Bowling Green, KY --- Preventable hospitalizations are costly among Medicaid enrollees in comprehensive managed care plans, according to new research from Western Kentucky University.
Many hospitalizations are preventable and consequently a cause for increasing health care costs.
Ambulatory care sensitive conditions (ACSC’s) represent illnesses, such as diabetes and hypertension (high blood pressure), for which good primary care can prevent and/or manage, thereby preventing the need for hospitalization, or for which early intervention can prevent complications or more disease severity.
According to William N. Mkanta, Associate Professor in the Department of Public Health and lead author of the study, “Patients, providers, and systems of care use information on inpatient service utilization on ACSC as a measure of quality for primary care services”. And, if ACSC hospitalizations emerge, it is alarming from both a quality and cost perspective especially among individuals enrolled in managed care plans that are specifically designed to coordinate care and optimize utilization of health care resources, he further said.
“The focus of many insurance companies is to avert these types of hospitalizations not only for cost containment but also in attempts for continuous quality improvements”, said Neale. R. Chumbler, Dean of the College of Health and Human Services and Professor in the Department of Public Health at Western Kentucky University, the Principal Investigator from which this National Science Foundation study emerged, and co-author of the study.
“Providers and policy makers have to monitor closely care processes occurring in managed care plans among Medicaid recipients to determine ways of reducing the rates of avoidable hospitalizations. Furthermore, the current environment of value-based reimbursement should be exploited to empower both the patients and providers in creating meaningful opportunities for provider teams to offer personalized and comprehensive care to individuals and populations,” Mkanta said on this study that aimed at assessing cost and determine predictors of hospitalizations involving ACSC among Medicaid enrollees in comprehensive managed care plans.

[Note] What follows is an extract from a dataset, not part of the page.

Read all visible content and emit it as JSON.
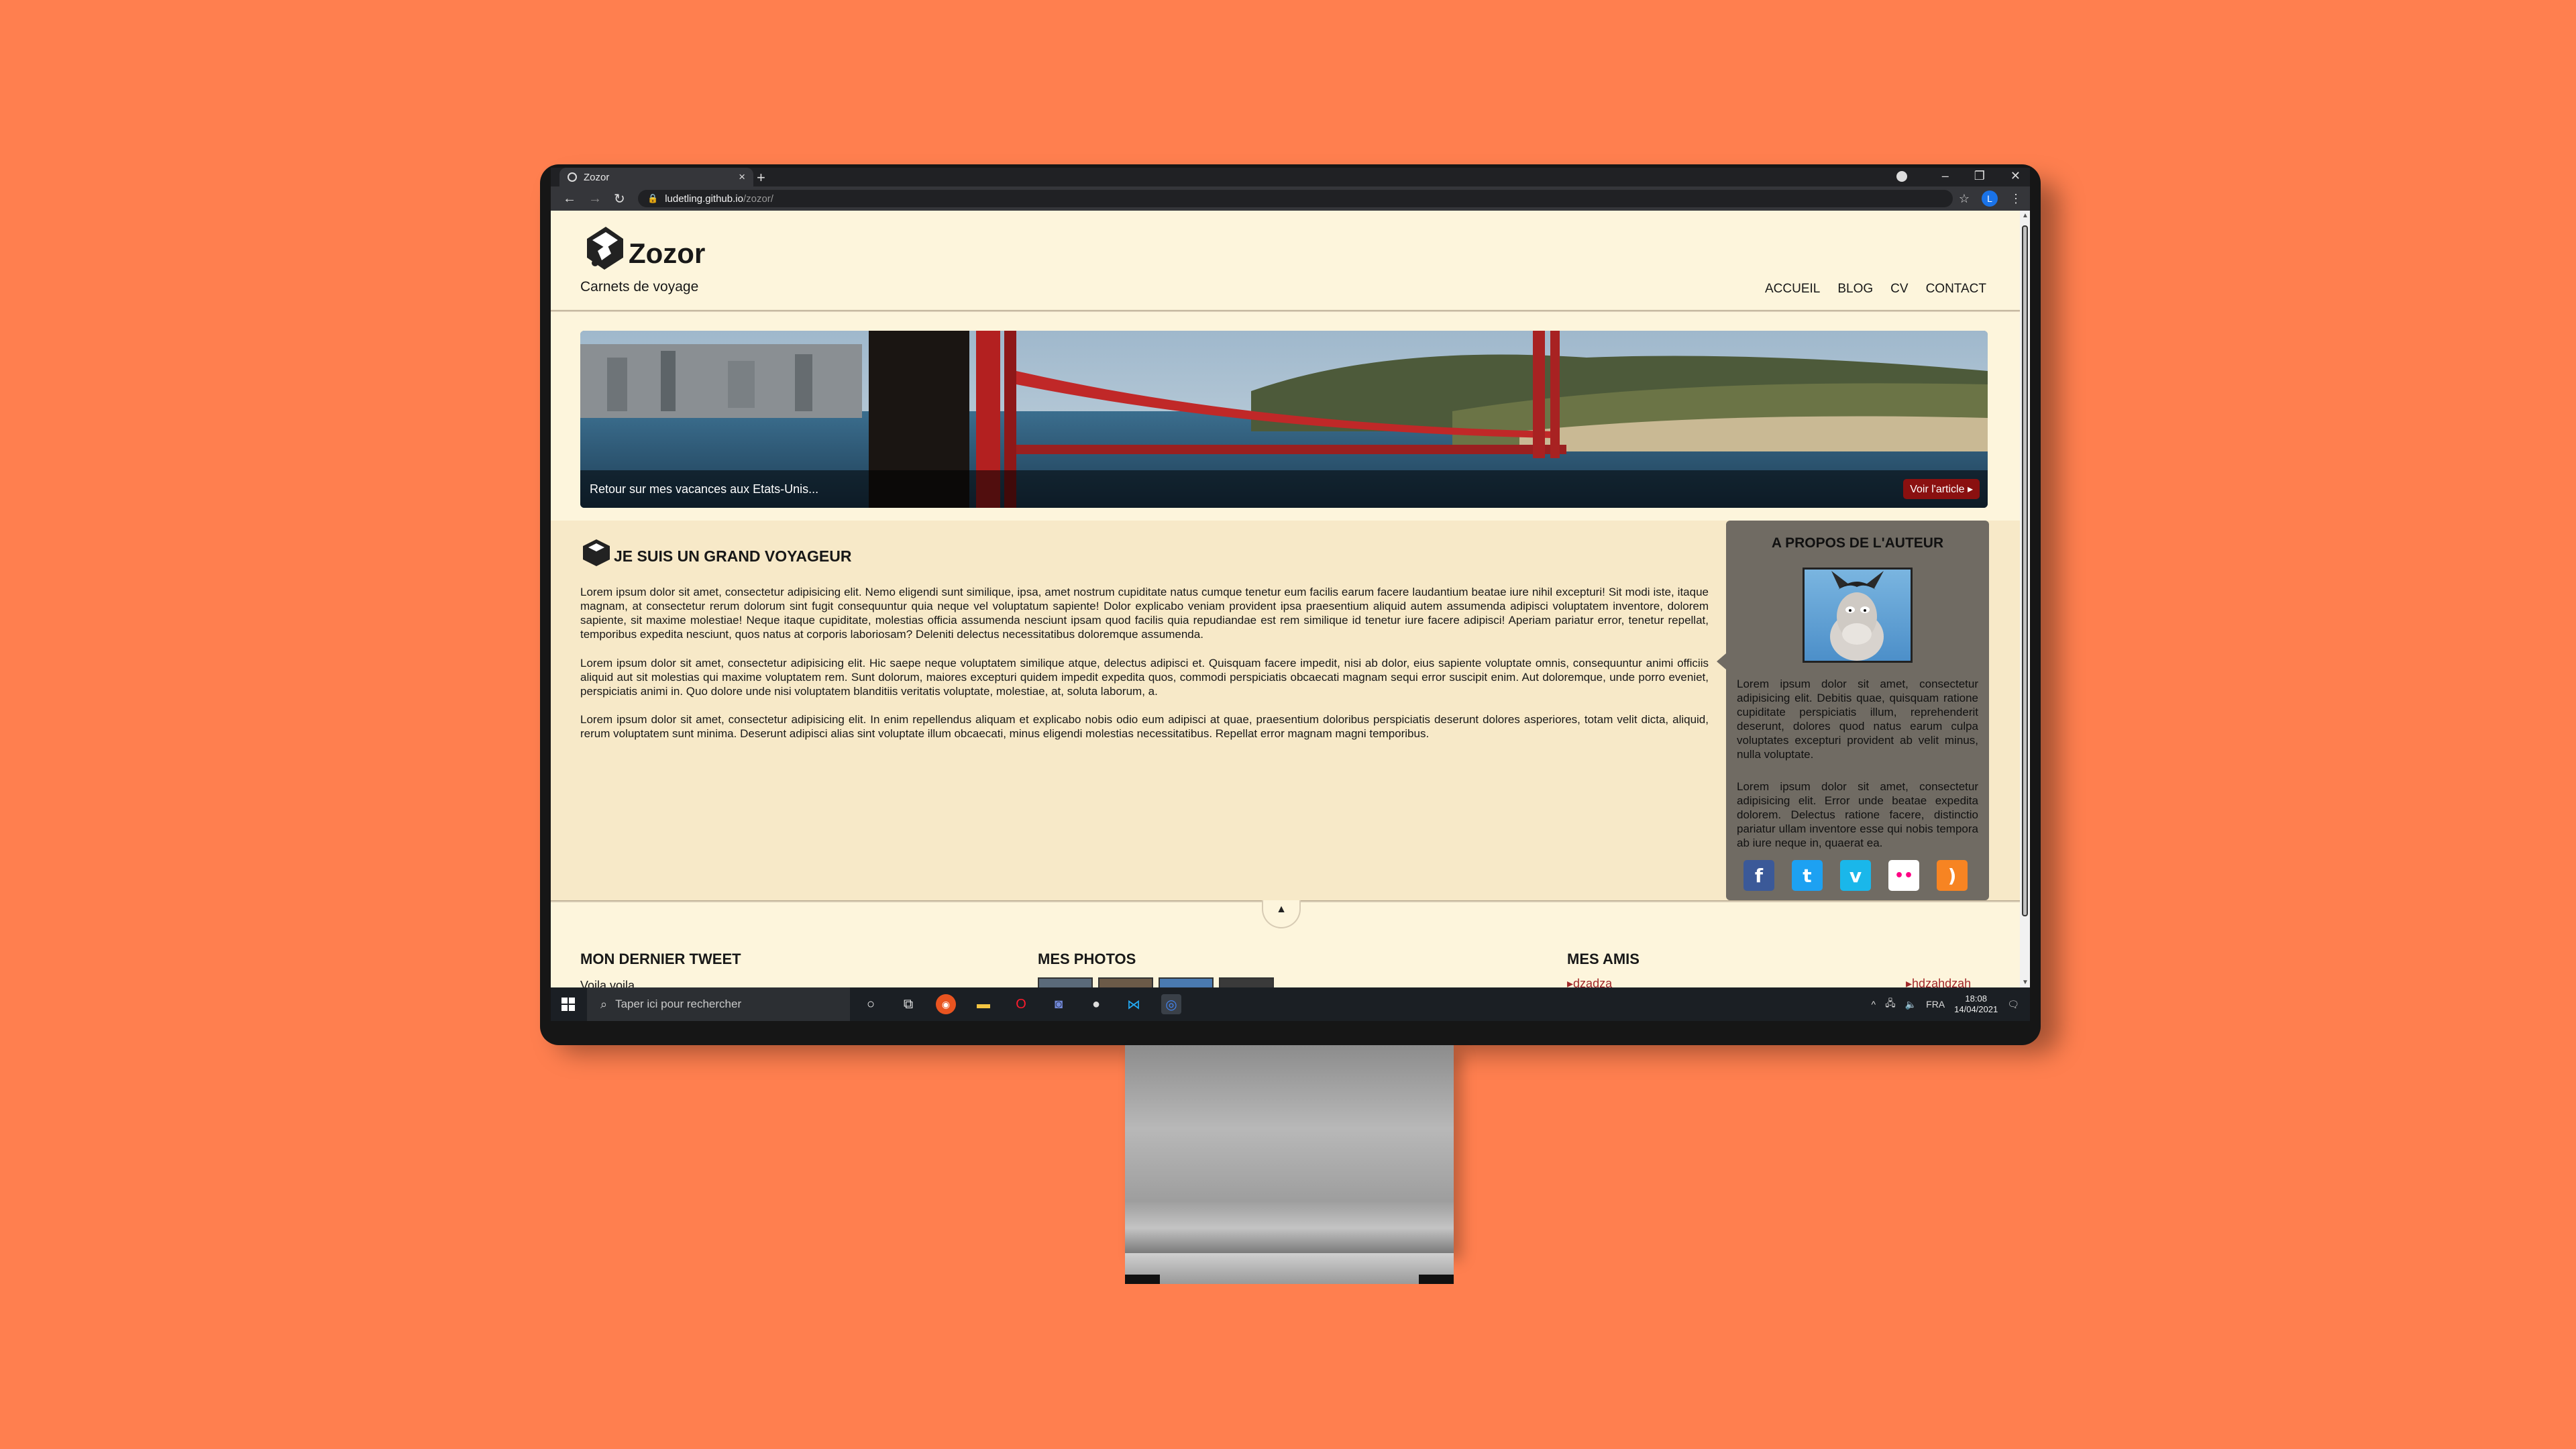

Using a sample of 25,581 Medicaid enrollees who received primary care services in managed care plans in 2009 in 3 large states representing the West, South, and Midwest regions of the United States to create a geographical diversity, Mkanta and his colleagues assessed expenditures for hospitalizations and utilization expenditure differentials to determine factors associated with ACSCs and is one of a select few studies that applied this analytic approach in investigating ACSC hospitalizations in a Medicaid population.
This study found that diabetes was the most frequent ACSC condition, with heart failure being the second most common condition. This study also found that the mean expenditures were higher for hospitalizations in patients with ACSC compared to those without ACSC. Further, a higher proportion of patients admitted with ACSC required advanced treatment or died on admission, according to the study.

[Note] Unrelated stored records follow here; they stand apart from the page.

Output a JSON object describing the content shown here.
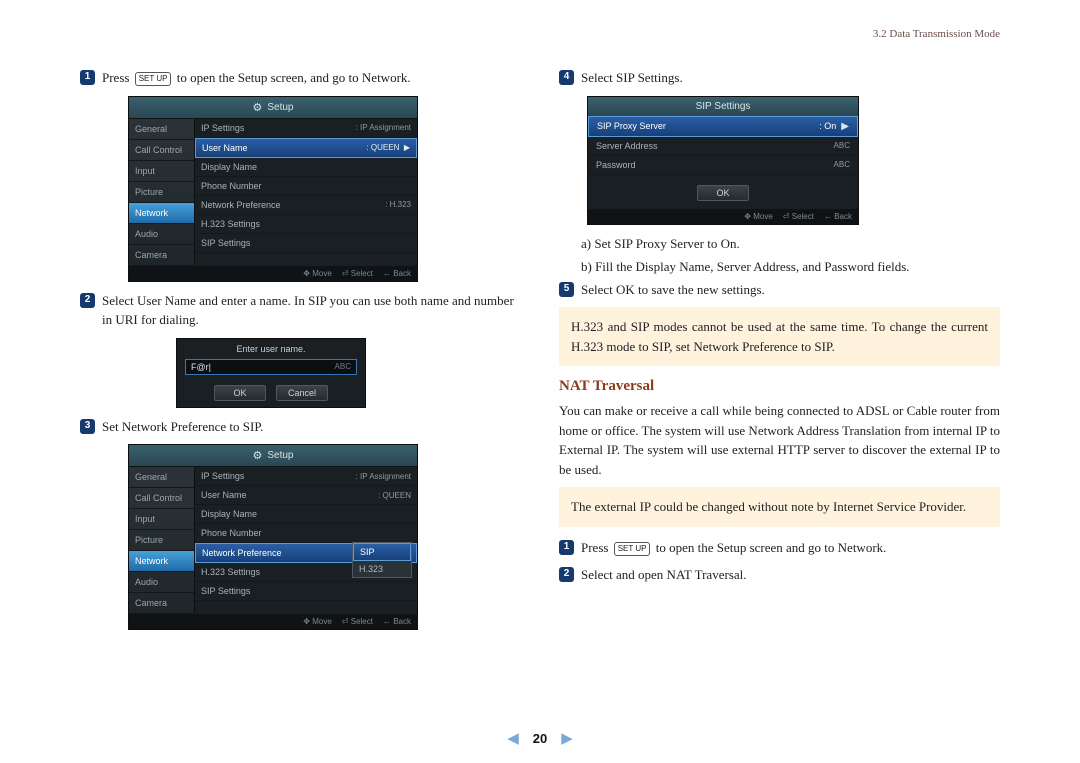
{
  "header": {
    "section": "3.2 Data Transmission Mode"
  },
  "left": {
    "step1_a": "Press",
    "step1_key": "SET UP",
    "step1_b": "to open the Setup screen, and go to Network.",
    "step2": "Select User Name and enter a name. In SIP you can use both name and number in URI for dialing.",
    "step3": "Set Network Preference to SIP.",
    "setup_title": "Setup",
    "side_items": [
      "General",
      "Call Control",
      "Input",
      "Picture",
      "Network",
      "Audio",
      "Camera"
    ],
    "main1": {
      "rows": [
        {
          "label": "IP Settings",
          "val": ": IP Assignment"
        },
        {
          "label": "User Name",
          "val": ": QUEEN",
          "sel": true,
          "arrow": true
        },
        {
          "label": "Display Name",
          "val": ""
        },
        {
          "label": "Phone Number",
          "val": ""
        },
        {
          "label": "Network Preference",
          "val": ": H.323"
        },
        {
          "label": "H.323 Settings",
          "val": ""
        },
        {
          "label": "SIP Settings",
          "val": ""
        }
      ]
    },
    "popup": {
      "title": "Enter user name.",
      "value": "F@r|",
      "hint": "ABC",
      "ok": "OK",
      "cancel": "Cancel"
    },
    "main2": {
      "rows": [
        {
          "label": "IP Settings",
          "val": ": IP Assignment"
        },
        {
          "label": "User Name",
          "val": ": QUEEN"
        },
        {
          "label": "Display Name",
          "val": ""
        },
        {
          "label": "Phone Number",
          "val": ""
        },
        {
          "label": "Network Preference",
          "val": "",
          "sel": true
        },
        {
          "label": "H.323 Settings",
          "val": ""
        },
        {
          "label": "SIP Settings",
          "val": ""
        }
      ],
      "dropdown": [
        "SIP",
        "H.323"
      ]
    },
    "footer": {
      "move": "Move",
      "select": "Select",
      "back": "Back"
    }
  },
  "right": {
    "step4": "Select SIP Settings.",
    "sip_title": "SIP Settings",
    "sip_rows": [
      {
        "label": "SIP Proxy Server",
        "val": ": On",
        "sel": true,
        "arrow": true
      },
      {
        "label": "Server Address",
        "val": "ABC"
      },
      {
        "label": "Password",
        "val": "ABC"
      }
    ],
    "sip_ok": "OK",
    "sub_a": "a)  Set SIP Proxy Server to On.",
    "sub_b": "b)  Fill the Display Name, Server Address, and Password fields.",
    "step5": "Select OK to save the new settings.",
    "note1": "H.323 and SIP modes cannot be used at the same time. To change the current H.323 mode to SIP, set Network Preference to SIP.",
    "nat_heading": "NAT Traversal",
    "nat_para": "You can make or receive a call while being connected to ADSL or Cable router from home or office. The system will use Network Address Translation from internal IP to External IP. The system will use external HTTP server to discover the external IP to be used.",
    "note2": "The external IP could be changed without note by Internet Service Provider.",
    "nstep1_a": "Press",
    "nstep1_key": "SET UP",
    "nstep1_b": "to open the Setup screen and go to Network.",
    "nstep2": "Select and open NAT Traversal."
  },
  "page": "20"
}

Mkanta and his colleagues found that odds of ACSC hospitalizations were 30% higher among Blacks and 25% higher among Hispanics. The results of the study were published in the Volume 3: 1-7 issue of Health Services Research and Managerial Epidemiology.

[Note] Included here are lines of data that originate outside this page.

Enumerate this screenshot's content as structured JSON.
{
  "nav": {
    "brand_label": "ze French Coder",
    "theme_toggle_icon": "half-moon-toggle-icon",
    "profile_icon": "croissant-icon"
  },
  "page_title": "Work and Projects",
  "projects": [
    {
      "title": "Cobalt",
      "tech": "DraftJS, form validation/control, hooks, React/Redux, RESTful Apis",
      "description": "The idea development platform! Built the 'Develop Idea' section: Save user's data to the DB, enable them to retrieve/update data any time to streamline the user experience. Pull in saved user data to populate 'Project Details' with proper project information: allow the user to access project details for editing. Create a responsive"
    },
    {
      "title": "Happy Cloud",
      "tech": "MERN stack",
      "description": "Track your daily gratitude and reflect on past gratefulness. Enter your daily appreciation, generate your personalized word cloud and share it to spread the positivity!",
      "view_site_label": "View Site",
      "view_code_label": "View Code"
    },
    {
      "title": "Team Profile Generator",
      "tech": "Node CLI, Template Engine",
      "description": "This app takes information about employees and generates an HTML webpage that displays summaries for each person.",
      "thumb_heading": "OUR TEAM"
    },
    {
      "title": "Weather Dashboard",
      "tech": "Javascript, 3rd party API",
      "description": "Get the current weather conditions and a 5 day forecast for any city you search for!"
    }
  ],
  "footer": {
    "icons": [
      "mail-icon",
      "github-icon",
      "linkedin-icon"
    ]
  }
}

Christopher E Johnson, PhD, Professor and Chair of the Department of Health Management and Systems Sciences in the School of Public Health and Information Sciences at the University Louisville stated, “Dr. Mkanta and colleagues’ findings raise important questions about preventable ACSC hospitalizations.” Johnson went on to state, “Does this type of hospitalization avoidance harm patients and reduce quality of care? This study provides key evidence that cost avoidance and quality monitoring systems within the ACSC population may be driving decisions that harm patient health.”
“Our findings suggest there is a proportion of potential cost savings that can be attained from resources used to care for Medicaid enrollees in comprehensive managed care models,” Mkanta et al. pointed out in the Health Services Research and Managerial Epidemiology article, and further went on to suggest, “at the policy level, our findings reveal potential for support of redesigning further primary care services with the inclusion of important quality provisions to reduce preventable hospitalizations.” Pleased with the value and implications of the findings from the study, Chumbler concluded that “the bottom line is that US health care system needs to be more vigilant in identifying hospitalizations for conditions that should be treatable on an outpatient basis, or that could be less severe if dealt with early and aptly.”
The full journal article is available here: